Amidst the tight security grip, the Egyptian parliament extended on Tuesday the state of emergency across the whole country for 11th time since April 2017, Anadolu news agency has reported.
According to the official Egyptian news agency, Anadolu said that two-thirds of the Egyptian parliament, which consists of 454 MPs, approved the president's decision to renew the state of emergency for an extra three months, starting from 27 January 2020.
The emergency law stipulates that the armed forces and police are entitled to stand up against what they describe as terrorist dangers, protecting public and private properties, as well as protecting the people.
The Egyptian parliament, which has been accused of being controlled by the army, has never rejected any decision by President Abdel-Fattah Al-Sisi.
On 10 April 2017, the Egyptian parliament approved imposing a state of emergency for three months in order to fight terror.
This came in the aftermath of attacks on two churches in the north of the country that killed 45 Copts allegedly by Daesh.
The state of emergency gives the country the power to monitor mass media and communications, expropriate property, expand army and police power, try suspects in exceptional trials and impose curfews.
International rights groups have criticised the authorities and the imposition of the state of emergency, but they claim it does not violate the constitution.

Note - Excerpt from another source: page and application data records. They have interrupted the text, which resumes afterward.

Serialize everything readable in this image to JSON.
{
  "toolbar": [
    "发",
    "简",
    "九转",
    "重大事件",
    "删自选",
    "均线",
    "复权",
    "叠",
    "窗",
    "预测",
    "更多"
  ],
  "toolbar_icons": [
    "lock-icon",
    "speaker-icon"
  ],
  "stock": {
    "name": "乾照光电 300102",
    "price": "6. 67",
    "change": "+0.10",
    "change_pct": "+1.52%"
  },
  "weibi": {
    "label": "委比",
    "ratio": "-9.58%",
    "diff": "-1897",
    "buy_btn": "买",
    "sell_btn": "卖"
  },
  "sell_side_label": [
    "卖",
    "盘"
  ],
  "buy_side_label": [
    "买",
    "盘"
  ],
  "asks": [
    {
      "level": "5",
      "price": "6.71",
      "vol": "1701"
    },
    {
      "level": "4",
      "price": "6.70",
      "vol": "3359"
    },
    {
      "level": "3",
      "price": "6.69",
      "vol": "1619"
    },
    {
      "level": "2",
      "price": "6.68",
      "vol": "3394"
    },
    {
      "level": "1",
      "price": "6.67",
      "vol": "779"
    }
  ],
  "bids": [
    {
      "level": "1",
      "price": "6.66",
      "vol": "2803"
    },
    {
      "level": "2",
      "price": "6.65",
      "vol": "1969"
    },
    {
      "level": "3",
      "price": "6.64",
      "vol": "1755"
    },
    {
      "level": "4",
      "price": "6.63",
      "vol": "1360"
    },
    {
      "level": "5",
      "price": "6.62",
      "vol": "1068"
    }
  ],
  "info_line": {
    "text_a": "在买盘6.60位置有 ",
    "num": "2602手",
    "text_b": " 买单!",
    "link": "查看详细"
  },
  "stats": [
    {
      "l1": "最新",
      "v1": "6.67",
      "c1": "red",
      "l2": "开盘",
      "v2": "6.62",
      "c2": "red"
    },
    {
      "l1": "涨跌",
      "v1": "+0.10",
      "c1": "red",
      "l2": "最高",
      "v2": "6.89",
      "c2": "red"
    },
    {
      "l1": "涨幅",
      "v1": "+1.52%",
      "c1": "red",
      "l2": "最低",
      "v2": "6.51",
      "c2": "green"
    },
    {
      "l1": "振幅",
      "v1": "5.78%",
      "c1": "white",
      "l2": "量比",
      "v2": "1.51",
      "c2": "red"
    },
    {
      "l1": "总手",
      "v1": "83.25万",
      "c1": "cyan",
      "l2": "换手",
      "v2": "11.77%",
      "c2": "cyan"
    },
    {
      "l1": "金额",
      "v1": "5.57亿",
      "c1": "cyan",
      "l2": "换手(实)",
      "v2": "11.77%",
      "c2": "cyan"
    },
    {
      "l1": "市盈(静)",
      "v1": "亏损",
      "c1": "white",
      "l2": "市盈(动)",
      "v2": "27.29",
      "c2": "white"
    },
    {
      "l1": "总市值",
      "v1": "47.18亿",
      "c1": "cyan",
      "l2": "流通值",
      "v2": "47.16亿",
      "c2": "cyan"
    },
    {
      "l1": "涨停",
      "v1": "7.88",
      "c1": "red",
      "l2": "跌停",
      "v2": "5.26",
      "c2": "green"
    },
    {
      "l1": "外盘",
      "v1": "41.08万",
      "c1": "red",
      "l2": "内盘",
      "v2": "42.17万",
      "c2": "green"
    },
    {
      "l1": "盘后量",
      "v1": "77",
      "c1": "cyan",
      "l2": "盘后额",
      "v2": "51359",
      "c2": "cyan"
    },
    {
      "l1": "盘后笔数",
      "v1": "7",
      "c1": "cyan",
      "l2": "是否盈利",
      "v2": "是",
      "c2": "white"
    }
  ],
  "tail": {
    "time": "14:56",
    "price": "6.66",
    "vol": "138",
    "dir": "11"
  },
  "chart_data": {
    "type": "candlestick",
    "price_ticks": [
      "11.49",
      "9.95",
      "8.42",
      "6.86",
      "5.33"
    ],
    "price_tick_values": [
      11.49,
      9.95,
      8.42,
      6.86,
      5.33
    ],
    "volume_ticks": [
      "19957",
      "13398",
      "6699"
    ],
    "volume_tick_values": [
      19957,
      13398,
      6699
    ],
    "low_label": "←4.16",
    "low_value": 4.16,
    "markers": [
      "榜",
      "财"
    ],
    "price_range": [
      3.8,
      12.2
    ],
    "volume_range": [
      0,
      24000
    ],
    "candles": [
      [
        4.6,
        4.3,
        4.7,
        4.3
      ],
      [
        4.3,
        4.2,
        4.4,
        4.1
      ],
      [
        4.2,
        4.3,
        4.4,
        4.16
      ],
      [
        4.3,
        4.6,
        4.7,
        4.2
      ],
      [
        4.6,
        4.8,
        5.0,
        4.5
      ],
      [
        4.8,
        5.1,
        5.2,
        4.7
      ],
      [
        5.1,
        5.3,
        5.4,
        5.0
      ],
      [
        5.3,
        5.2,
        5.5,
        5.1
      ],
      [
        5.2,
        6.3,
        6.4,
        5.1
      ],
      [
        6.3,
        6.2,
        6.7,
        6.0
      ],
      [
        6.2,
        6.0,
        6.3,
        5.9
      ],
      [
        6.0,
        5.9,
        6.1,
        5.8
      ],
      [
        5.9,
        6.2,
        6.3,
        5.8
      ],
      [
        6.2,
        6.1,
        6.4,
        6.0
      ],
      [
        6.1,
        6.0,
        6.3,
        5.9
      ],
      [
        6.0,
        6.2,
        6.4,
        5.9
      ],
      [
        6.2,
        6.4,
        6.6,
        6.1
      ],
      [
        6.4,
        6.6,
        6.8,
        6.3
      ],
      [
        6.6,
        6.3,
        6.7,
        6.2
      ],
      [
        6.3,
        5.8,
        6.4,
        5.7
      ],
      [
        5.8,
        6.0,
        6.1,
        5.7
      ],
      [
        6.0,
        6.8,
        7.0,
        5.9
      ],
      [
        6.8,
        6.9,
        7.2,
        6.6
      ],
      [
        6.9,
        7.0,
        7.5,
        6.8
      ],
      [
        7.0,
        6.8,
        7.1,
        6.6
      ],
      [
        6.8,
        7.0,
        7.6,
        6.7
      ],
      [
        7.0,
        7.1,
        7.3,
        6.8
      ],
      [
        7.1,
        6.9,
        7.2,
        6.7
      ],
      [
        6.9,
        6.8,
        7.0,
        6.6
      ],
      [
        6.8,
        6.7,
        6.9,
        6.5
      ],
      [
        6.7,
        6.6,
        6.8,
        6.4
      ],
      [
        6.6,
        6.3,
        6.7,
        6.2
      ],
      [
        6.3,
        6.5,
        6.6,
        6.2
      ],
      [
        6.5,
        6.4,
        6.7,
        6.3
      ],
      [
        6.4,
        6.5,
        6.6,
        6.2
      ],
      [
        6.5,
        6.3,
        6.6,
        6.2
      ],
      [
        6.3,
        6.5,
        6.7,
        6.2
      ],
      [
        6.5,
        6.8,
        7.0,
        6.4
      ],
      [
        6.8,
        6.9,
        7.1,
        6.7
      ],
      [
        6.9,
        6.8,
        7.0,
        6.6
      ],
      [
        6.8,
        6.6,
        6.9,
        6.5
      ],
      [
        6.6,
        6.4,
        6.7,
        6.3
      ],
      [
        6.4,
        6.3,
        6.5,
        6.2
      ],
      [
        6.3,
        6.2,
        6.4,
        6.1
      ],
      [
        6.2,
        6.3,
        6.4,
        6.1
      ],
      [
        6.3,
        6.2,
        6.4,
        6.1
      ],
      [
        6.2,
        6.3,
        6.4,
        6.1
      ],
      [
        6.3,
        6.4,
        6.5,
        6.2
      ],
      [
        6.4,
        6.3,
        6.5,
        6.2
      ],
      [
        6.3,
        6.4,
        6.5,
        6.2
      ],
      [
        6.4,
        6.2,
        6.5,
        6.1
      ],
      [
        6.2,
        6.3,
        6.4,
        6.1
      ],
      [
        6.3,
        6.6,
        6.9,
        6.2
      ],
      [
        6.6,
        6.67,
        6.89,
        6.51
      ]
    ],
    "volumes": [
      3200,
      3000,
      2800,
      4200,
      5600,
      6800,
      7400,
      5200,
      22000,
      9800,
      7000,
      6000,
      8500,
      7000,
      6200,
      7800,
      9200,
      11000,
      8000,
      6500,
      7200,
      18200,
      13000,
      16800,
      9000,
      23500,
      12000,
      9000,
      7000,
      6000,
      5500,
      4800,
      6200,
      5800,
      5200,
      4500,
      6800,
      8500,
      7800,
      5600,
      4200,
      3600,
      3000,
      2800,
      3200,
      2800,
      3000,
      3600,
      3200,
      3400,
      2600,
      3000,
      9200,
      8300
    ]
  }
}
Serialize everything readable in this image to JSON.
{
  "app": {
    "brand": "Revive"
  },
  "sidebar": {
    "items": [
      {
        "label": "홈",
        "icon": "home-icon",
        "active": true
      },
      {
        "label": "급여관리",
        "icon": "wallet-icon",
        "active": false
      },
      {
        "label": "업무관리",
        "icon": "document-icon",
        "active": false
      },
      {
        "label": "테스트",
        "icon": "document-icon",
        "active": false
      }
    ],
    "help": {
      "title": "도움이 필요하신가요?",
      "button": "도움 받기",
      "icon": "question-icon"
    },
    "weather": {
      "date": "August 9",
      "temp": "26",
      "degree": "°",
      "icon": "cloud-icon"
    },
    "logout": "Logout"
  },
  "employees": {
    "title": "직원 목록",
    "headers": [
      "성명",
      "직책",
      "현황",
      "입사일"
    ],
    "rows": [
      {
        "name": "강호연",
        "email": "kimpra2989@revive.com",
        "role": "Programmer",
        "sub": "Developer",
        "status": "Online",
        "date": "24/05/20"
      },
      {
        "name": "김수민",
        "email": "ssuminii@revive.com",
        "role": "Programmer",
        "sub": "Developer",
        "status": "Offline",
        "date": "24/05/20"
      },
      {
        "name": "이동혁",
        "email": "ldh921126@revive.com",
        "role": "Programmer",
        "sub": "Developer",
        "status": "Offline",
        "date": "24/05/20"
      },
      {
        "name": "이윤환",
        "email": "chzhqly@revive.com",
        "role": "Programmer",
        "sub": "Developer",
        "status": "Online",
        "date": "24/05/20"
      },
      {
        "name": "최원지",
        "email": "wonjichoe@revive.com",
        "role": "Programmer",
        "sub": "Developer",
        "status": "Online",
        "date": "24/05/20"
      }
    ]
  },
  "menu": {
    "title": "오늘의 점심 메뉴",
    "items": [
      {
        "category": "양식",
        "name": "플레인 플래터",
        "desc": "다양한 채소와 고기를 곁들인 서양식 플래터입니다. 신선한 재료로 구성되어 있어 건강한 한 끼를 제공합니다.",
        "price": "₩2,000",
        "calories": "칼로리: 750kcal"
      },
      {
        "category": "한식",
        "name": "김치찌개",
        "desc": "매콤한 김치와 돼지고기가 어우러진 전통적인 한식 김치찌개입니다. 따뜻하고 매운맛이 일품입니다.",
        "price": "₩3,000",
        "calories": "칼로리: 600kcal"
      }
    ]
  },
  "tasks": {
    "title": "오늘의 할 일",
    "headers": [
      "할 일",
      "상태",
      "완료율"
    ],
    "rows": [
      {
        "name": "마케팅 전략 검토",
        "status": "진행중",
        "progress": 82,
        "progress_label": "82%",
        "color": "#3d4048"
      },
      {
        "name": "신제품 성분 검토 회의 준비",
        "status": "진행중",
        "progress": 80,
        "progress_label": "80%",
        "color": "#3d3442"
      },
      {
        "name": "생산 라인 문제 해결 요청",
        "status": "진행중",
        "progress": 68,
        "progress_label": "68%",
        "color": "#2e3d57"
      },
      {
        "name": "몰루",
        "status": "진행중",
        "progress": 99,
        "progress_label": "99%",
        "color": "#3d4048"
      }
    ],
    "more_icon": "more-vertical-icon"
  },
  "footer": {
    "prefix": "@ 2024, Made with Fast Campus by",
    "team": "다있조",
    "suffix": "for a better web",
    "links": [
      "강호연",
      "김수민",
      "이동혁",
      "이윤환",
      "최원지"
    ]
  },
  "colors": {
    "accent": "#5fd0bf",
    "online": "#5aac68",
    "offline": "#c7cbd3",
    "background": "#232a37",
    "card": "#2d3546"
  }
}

Since August 2013 when Al-Sisi carried out a military coup against the first-ever freely elected President Mohammed Morsi, the country has been suffering from tight security measures and an ailing economy.
Al-Sisi, who was the defence minister during the Morsi era, is supported by the UAE and Saudi Arabia and has been warmly welcomed in the White House and other European capitals despite killing and detaining thousands of Egyptians over their opposition to his coup.